◆ **Instructions to follow**: Within the material below, how many lines contain the word "digit"? Give that number only.

◆ **Entries provided**:
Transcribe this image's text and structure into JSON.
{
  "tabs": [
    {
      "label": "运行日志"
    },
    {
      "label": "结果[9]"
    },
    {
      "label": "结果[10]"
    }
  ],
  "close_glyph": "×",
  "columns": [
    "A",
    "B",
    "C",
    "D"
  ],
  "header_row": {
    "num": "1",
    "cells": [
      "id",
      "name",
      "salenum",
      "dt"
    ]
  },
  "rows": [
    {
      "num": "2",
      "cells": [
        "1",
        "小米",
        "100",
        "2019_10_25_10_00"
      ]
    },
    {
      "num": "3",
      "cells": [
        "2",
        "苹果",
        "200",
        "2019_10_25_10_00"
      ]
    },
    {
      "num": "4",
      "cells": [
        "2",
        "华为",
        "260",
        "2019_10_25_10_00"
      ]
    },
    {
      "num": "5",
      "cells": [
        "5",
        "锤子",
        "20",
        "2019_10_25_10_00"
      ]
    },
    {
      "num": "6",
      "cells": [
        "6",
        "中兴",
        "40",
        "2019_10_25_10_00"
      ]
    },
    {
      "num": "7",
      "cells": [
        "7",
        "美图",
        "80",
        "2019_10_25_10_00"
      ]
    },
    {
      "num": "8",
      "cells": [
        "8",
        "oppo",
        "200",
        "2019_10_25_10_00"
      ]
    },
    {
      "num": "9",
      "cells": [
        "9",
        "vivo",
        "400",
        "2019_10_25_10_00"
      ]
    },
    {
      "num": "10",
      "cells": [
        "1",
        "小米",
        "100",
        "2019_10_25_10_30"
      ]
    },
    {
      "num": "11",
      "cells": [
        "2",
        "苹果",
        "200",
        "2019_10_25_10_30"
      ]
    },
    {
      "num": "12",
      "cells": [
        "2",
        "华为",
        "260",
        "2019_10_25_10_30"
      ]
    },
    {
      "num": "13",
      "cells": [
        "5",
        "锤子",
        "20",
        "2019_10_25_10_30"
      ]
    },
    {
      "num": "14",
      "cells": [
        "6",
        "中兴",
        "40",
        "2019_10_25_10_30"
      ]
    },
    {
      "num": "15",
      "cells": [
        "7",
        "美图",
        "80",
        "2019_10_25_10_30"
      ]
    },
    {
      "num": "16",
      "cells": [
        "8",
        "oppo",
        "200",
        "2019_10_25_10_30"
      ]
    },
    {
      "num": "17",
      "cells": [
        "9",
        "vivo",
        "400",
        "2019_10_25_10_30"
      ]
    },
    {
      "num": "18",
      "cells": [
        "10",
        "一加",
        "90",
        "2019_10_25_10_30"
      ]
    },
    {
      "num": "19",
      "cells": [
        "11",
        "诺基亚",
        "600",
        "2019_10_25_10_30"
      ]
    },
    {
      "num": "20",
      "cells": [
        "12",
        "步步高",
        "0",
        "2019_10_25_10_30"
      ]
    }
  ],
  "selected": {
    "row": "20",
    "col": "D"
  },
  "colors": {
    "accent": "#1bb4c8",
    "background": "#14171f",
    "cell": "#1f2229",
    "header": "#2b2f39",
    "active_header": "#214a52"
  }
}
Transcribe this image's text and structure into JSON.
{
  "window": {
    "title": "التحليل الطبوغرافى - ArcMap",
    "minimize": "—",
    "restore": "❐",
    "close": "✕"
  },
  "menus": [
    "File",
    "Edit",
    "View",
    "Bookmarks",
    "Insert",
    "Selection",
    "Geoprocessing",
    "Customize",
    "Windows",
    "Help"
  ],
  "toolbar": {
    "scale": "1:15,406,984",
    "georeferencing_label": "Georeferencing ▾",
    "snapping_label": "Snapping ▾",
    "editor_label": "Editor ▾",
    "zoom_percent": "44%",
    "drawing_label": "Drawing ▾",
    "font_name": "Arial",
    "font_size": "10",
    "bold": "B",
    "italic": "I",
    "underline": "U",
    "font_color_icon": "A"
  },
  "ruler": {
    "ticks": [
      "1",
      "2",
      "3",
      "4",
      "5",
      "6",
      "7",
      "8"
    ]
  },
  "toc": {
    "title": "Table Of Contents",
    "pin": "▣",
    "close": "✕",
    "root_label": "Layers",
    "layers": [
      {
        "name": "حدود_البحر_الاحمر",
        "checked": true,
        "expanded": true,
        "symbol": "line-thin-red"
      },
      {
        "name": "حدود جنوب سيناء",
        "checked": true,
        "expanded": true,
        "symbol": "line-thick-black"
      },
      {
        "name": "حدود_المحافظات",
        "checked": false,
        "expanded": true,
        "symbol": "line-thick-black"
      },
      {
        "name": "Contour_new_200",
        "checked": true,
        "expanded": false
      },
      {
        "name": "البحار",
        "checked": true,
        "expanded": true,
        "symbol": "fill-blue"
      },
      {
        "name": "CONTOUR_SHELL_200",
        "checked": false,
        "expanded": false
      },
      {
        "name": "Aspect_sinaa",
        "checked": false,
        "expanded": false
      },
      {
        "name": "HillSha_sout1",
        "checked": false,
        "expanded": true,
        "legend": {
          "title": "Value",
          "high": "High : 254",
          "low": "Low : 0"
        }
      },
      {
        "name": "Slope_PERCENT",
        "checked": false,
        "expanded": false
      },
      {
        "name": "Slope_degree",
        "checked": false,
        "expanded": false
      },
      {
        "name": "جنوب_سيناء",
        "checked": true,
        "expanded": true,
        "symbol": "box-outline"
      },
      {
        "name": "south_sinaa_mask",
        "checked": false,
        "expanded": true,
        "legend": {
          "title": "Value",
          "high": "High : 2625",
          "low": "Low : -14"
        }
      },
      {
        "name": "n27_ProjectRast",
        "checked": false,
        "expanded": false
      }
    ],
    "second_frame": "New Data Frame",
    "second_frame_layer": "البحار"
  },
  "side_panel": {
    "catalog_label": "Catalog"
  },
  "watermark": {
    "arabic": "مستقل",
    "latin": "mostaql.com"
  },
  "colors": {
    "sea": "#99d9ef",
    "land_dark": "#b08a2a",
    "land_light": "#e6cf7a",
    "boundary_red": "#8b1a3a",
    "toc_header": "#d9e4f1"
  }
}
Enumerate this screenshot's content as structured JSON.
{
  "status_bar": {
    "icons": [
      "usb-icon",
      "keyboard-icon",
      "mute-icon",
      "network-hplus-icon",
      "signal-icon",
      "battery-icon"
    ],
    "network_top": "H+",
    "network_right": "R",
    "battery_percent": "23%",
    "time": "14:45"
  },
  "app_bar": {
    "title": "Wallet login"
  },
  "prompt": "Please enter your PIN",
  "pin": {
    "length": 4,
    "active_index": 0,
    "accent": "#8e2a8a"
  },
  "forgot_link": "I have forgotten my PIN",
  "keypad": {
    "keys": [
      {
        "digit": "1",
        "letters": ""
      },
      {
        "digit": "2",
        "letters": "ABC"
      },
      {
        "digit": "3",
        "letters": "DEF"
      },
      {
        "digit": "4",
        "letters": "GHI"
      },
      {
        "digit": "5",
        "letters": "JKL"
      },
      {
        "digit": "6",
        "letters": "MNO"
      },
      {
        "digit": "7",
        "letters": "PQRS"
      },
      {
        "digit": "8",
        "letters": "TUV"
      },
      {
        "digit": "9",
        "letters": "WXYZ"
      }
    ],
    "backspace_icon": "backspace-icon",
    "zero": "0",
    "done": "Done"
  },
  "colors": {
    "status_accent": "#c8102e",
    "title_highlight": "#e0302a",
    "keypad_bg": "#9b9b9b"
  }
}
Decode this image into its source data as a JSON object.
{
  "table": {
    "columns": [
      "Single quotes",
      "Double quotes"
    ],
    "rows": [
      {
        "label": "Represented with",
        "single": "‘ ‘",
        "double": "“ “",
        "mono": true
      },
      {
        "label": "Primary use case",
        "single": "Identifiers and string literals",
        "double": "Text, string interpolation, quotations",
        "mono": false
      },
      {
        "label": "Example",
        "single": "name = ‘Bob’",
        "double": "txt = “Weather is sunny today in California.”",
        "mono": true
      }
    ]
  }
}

◆ **Solution to this problem**: 9